◆ Records for this exercise
>>>>>

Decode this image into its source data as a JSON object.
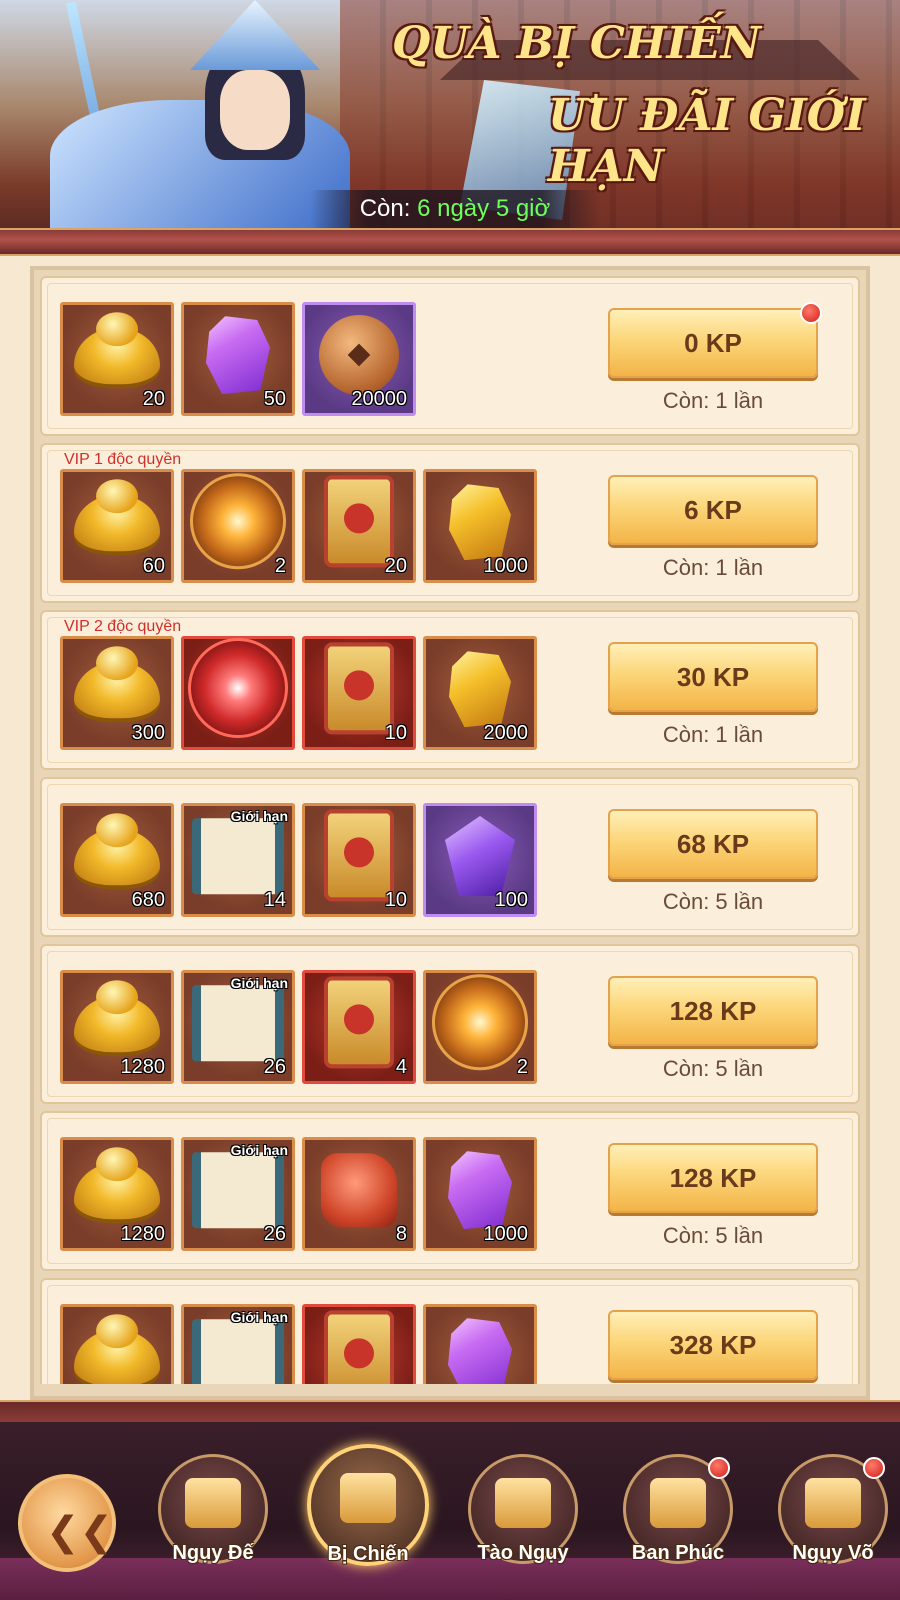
{
  "banner": {
    "title_line1": "QUÀ BỊ CHIẾN",
    "title_line2": "ƯU ĐÃI GIỚI HẠN",
    "timer_prefix": "Còn:",
    "timer_value": "6 ngày 5 giờ"
  },
  "packages": [
    {
      "vip": "",
      "items": [
        {
          "icon": "gold-ingot-icon",
          "qty": "20",
          "frame": "brown"
        },
        {
          "icon": "purple-gem-icon",
          "qty": "50",
          "frame": "brown"
        },
        {
          "icon": "bronze-coin-icon",
          "qty": "20000",
          "frame": "purple"
        }
      ],
      "price": "0 KP",
      "remaining": "Còn: 1 lần",
      "has_dot": true
    },
    {
      "vip": "VIP 1 độc quyền",
      "items": [
        {
          "icon": "gold-ingot-icon",
          "qty": "60",
          "frame": "brown"
        },
        {
          "icon": "golden-orb-icon",
          "qty": "2",
          "frame": "brown"
        },
        {
          "icon": "golden-token-icon",
          "qty": "20",
          "frame": "brown"
        },
        {
          "icon": "yellow-crystal-icon",
          "qty": "1000",
          "frame": "brown"
        }
      ],
      "price": "6 KP",
      "remaining": "Còn: 1 lần",
      "has_dot": false
    },
    {
      "vip": "VIP 2 độc quyền",
      "items": [
        {
          "icon": "gold-ingot-icon",
          "qty": "300",
          "frame": "brown"
        },
        {
          "icon": "red-orb-icon",
          "qty": "",
          "frame": "red"
        },
        {
          "icon": "red-token-icon",
          "qty": "10",
          "frame": "red"
        },
        {
          "icon": "yellow-crystal-icon",
          "qty": "2000",
          "frame": "brown"
        }
      ],
      "price": "30 KP",
      "remaining": "Còn: 1 lần",
      "has_dot": false
    },
    {
      "vip": "",
      "items": [
        {
          "icon": "gold-ingot-icon",
          "qty": "680",
          "frame": "brown"
        },
        {
          "icon": "scroll-icon",
          "qty": "14",
          "frame": "brown",
          "tag": "Giới hạn"
        },
        {
          "icon": "golden-token-icon",
          "qty": "10",
          "frame": "brown"
        },
        {
          "icon": "violet-crystal-icon",
          "qty": "100",
          "frame": "purple"
        }
      ],
      "price": "68 KP",
      "remaining": "Còn: 5 lần",
      "has_dot": false
    },
    {
      "vip": "",
      "items": [
        {
          "icon": "gold-ingot-icon",
          "qty": "1280",
          "frame": "brown"
        },
        {
          "icon": "scroll-icon",
          "qty": "26",
          "frame": "brown",
          "tag": "Giới hạn"
        },
        {
          "icon": "red-token-icon",
          "qty": "4",
          "frame": "red"
        },
        {
          "icon": "golden-orb-icon",
          "qty": "2",
          "frame": "brown"
        }
      ],
      "price": "128 KP",
      "remaining": "Còn: 5 lần",
      "has_dot": false
    },
    {
      "vip": "",
      "items": [
        {
          "icon": "gold-ingot-icon",
          "qty": "1280",
          "frame": "brown"
        },
        {
          "icon": "scroll-icon",
          "qty": "26",
          "frame": "brown",
          "tag": "Giới hạn"
        },
        {
          "icon": "red-pack-icon",
          "qty": "8",
          "frame": "brown"
        },
        {
          "icon": "purple-gem-icon",
          "qty": "1000",
          "frame": "brown"
        }
      ],
      "price": "128 KP",
      "remaining": "Còn: 5 lần",
      "has_dot": false
    },
    {
      "vip": "",
      "items": [
        {
          "icon": "gold-ingot-icon",
          "qty": "",
          "frame": "brown"
        },
        {
          "icon": "scroll-icon",
          "qty": "",
          "frame": "brown",
          "tag": "Giới hạn"
        },
        {
          "icon": "red-token-icon",
          "qty": "",
          "frame": "red"
        },
        {
          "icon": "purple-gem-icon",
          "qty": "",
          "frame": "brown"
        }
      ],
      "price": "328 KP",
      "remaining": "",
      "has_dot": false
    }
  ],
  "nav": {
    "back_icon": "back-arrow-icon",
    "tabs": [
      {
        "label": "Ngụy Đế",
        "icon": "palace-icon",
        "active": false,
        "dot": false
      },
      {
        "label": "Bị Chiến",
        "icon": "gift-box-icon",
        "active": true,
        "dot": false
      },
      {
        "label": "Tào Ngụy",
        "icon": "treasure-ingots-icon",
        "active": false,
        "dot": false
      },
      {
        "label": "Ban Phúc",
        "icon": "chest-icon",
        "active": false,
        "dot": true
      },
      {
        "label": "Ngụy Võ",
        "icon": "money-bag-icon",
        "active": false,
        "dot": true
      }
    ]
  },
  "colors": {
    "timer_highlight": "#6dff5a",
    "vip_text": "#d0302a",
    "button_gold": "#fcd67a"
  }
}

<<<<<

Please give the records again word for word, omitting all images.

Decode this image into its source data as a JSON object.
{
  "banner": {
    "title_line1": "QUÀ BỊ CHIẾN",
    "title_line2": "ƯU ĐÃI GIỚI HẠN",
    "timer_prefix": "Còn:",
    "timer_value": "6 ngày 5 giờ"
  },
  "packages": [
    {
      "vip": "",
      "items": [
        {
          "icon": "gold-ingot-icon",
          "qty": "20",
          "frame": "brown"
        },
        {
          "icon": "purple-gem-icon",
          "qty": "50",
          "frame": "brown"
        },
        {
          "icon": "bronze-coin-icon",
          "qty": "20000",
          "frame": "purple"
        }
      ],
      "price": "0 KP",
      "remaining": "Còn: 1 lần",
      "has_dot": true
    },
    {
      "vip": "VIP 1 độc quyền",
      "items": [
        {
          "icon": "gold-ingot-icon",
          "qty": "60",
          "frame": "brown"
        },
        {
          "icon": "golden-orb-icon",
          "qty": "2",
          "frame": "brown"
        },
        {
          "icon": "golden-token-icon",
          "qty": "20",
          "frame": "brown"
        },
        {
          "icon": "yellow-crystal-icon",
          "qty": "1000",
          "frame": "brown"
        }
      ],
      "price": "6 KP",
      "remaining": "Còn: 1 lần",
      "has_dot": false
    },
    {
      "vip": "VIP 2 độc quyền",
      "items": [
        {
          "icon": "gold-ingot-icon",
          "qty": "300",
          "frame": "brown"
        },
        {
          "icon": "red-orb-icon",
          "qty": "",
          "frame": "red"
        },
        {
          "icon": "red-token-icon",
          "qty": "10",
          "frame": "red"
        },
        {
          "icon": "yellow-crystal-icon",
          "qty": "2000",
          "frame": "brown"
        }
      ],
      "price": "30 KP",
      "remaining": "Còn: 1 lần",
      "has_dot": false
    },
    {
      "vip": "",
      "items": [
        {
          "icon": "gold-ingot-icon",
          "qty": "680",
          "frame": "brown"
        },
        {
          "icon": "scroll-icon",
          "qty": "14",
          "frame": "brown",
          "tag": "Giới hạn"
        },
        {
          "icon": "golden-token-icon",
          "qty": "10",
          "frame": "brown"
        },
        {
          "icon": "violet-crystal-icon",
          "qty": "100",
          "frame": "purple"
        }
      ],
      "price": "68 KP",
      "remaining": "Còn: 5 lần",
      "has_dot": false
    },
    {
      "vip": "",
      "items": [
        {
          "icon": "gold-ingot-icon",
          "qty": "1280",
          "frame": "brown"
        },
        {
          "icon": "scroll-icon",
          "qty": "26",
          "frame": "brown",
          "tag": "Giới hạn"
        },
        {
          "icon": "red-token-icon",
          "qty": "4",
          "frame": "red"
        },
        {
          "icon": "golden-orb-icon",
          "qty": "2",
          "frame": "brown"
        }
      ],
      "price": "128 KP",
      "remaining": "Còn: 5 lần",
      "has_dot": false
    },
    {
      "vip": "",
      "items": [
        {
          "icon": "gold-ingot-icon",
          "qty": "1280",
          "frame": "brown"
        },
        {
          "icon": "scroll-icon",
          "qty": "26",
          "frame": "brown",
          "tag": "Giới hạn"
        },
        {
          "icon": "red-pack-icon",
          "qty": "8",
          "frame": "brown"
        },
        {
          "icon": "purple-gem-icon",
          "qty": "1000",
          "frame": "brown"
        }
      ],
      "price": "128 KP",
      "remaining": "Còn: 5 lần",
      "has_dot": false
    },
    {
      "vip": "",
      "items": [
        {
          "icon": "gold-ingot-icon",
          "qty": "",
          "frame": "brown"
        },
        {
          "icon": "scroll-icon",
          "qty": "",
          "frame": "brown",
          "tag": "Giới hạn"
        },
        {
          "icon": "red-token-icon",
          "qty": "",
          "frame": "red"
        },
        {
          "icon": "purple-gem-icon",
          "qty": "",
          "frame": "brown"
        }
      ],
      "price": "328 KP",
      "remaining": "",
      "has_dot": false
    }
  ],
  "nav": {
    "back_icon": "back-arrow-icon",
    "tabs": [
      {
        "label": "Ngụy Đế",
        "icon": "palace-icon",
        "active": false,
        "dot": false
      },
      {
        "label": "Bị Chiến",
        "icon": "gift-box-icon",
        "active": true,
        "dot": false
      },
      {
        "label": "Tào Ngụy",
        "icon": "treasure-ingots-icon",
        "active": false,
        "dot": false
      },
      {
        "label": "Ban Phúc",
        "icon": "chest-icon",
        "active": false,
        "dot": true
      },
      {
        "label": "Ngụy Võ",
        "icon": "money-bag-icon",
        "active": false,
        "dot": true
      }
    ]
  },
  "colors": {
    "timer_highlight": "#6dff5a",
    "vip_text": "#d0302a",
    "button_gold": "#fcd67a"
  }
}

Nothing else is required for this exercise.